It is a sure sign that a product is superior when the price is on the high end of the spectrum, but the product is still viewed as a good value by its consumers. Such is the case with USIA products.
They stand behind their products and offer excellent customer service should you run into a problem. Their waders are made custom in the USA.
USIA products, background, and business model are all unique to the market, but certainly worth consideration if you are searching for top of the line hunting waders.
Depending on the product, or who you ask, Cabela’s waders are said to be made for Cabela’s by a variety of different brands.
Some of their waders are sourced from factories overseas that are likely the same factories that produce same or similar products for big name brands. What is clear is that Cabela’s offers a wide variety that are of comparable quality to the competition at lower prices.
Cabela’s is unique because they most likely offer a wader that matches your needs, regardless of what they are. While many brands are known for producing a specific style of wader, Cabela’s has an offering in almost every category.
They are also known across the market for having excellent customer service and a reliable warranty policy. In many situations, they apply a “no questions asked” policy, where you simply send them in for replacement if you have a problem.
If they have this policy on your purchase and you take the time to go through the process, their waders become an even greater value.
Whenever you come across a company that has been in business for over a century, you know they are doing something right.
In 2017, LaCrosse celebrated its 120th year in business, a clear cornerstone of the boot and wader industry. Adding to that is their merger with Danner Boots which has been in hunting boot business since 1932.
With over 200 years of combined history in the market, it is not hard to see why they are renowned for quality products.
You can reasonably expect LaCrosse to have a product on the market that is at the leading edge of advancement.
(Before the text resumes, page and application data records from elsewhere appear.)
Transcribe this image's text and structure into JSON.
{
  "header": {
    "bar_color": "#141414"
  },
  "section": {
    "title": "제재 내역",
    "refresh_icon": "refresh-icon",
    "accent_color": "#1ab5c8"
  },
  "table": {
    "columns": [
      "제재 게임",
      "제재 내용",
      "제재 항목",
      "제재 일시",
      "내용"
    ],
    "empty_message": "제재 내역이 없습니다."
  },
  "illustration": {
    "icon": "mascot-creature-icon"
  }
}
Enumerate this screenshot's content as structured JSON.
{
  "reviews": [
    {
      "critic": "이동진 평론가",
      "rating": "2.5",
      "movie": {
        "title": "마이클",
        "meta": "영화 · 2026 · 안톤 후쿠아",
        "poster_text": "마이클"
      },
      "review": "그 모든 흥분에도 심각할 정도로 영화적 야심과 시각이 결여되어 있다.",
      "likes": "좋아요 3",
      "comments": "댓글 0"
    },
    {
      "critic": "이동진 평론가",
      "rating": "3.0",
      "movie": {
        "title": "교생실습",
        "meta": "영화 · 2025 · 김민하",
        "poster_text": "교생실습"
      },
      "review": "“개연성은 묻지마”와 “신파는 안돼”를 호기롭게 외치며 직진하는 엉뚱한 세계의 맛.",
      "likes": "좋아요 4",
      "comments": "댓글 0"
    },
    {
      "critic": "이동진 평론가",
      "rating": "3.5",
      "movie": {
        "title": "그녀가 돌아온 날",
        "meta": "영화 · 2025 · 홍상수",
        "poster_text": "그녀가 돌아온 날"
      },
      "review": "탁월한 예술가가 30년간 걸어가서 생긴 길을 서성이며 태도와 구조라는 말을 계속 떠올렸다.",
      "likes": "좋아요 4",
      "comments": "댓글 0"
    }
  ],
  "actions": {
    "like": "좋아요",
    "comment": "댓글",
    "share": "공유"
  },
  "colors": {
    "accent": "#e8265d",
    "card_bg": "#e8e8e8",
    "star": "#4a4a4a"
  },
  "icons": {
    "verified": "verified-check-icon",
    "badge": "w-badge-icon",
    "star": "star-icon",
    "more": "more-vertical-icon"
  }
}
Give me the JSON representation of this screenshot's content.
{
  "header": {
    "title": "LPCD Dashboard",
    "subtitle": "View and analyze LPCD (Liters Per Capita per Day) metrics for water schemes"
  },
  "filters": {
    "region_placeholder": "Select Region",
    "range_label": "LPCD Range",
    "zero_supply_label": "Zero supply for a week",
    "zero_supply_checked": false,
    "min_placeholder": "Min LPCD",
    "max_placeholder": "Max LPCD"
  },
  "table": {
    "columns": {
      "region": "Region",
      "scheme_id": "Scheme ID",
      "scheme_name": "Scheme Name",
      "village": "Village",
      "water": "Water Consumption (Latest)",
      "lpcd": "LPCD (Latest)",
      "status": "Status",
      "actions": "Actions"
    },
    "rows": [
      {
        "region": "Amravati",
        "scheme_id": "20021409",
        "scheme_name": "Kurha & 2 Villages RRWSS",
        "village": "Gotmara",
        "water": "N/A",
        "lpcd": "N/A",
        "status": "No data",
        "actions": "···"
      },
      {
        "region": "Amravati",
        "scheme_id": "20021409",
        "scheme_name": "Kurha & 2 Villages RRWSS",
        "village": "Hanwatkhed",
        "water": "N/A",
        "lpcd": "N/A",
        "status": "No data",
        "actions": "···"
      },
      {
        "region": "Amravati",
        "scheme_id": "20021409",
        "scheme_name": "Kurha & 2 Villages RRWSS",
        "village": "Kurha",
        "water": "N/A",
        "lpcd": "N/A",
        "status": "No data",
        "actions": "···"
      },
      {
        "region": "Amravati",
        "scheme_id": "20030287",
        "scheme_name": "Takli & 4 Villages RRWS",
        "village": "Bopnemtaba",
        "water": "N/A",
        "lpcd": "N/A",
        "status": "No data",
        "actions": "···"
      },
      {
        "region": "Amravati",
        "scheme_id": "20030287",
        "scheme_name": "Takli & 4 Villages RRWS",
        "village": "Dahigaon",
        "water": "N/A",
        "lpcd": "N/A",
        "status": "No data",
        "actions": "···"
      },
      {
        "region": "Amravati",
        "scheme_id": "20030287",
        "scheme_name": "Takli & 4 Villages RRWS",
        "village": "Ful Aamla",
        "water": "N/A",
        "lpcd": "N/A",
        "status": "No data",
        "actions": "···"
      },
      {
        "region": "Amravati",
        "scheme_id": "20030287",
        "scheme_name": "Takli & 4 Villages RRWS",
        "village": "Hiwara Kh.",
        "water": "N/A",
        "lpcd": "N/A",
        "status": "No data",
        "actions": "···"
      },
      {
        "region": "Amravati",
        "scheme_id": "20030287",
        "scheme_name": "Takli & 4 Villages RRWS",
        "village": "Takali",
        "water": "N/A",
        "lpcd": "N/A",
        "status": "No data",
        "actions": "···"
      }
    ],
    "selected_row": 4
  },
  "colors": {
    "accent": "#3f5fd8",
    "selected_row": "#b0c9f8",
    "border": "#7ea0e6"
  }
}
They continually strive to be market leaders, and they stand behind their product as the best available to consumers.
Recommended reading: Pros and Cons of Hunting: Ethics, Culture, and Conservation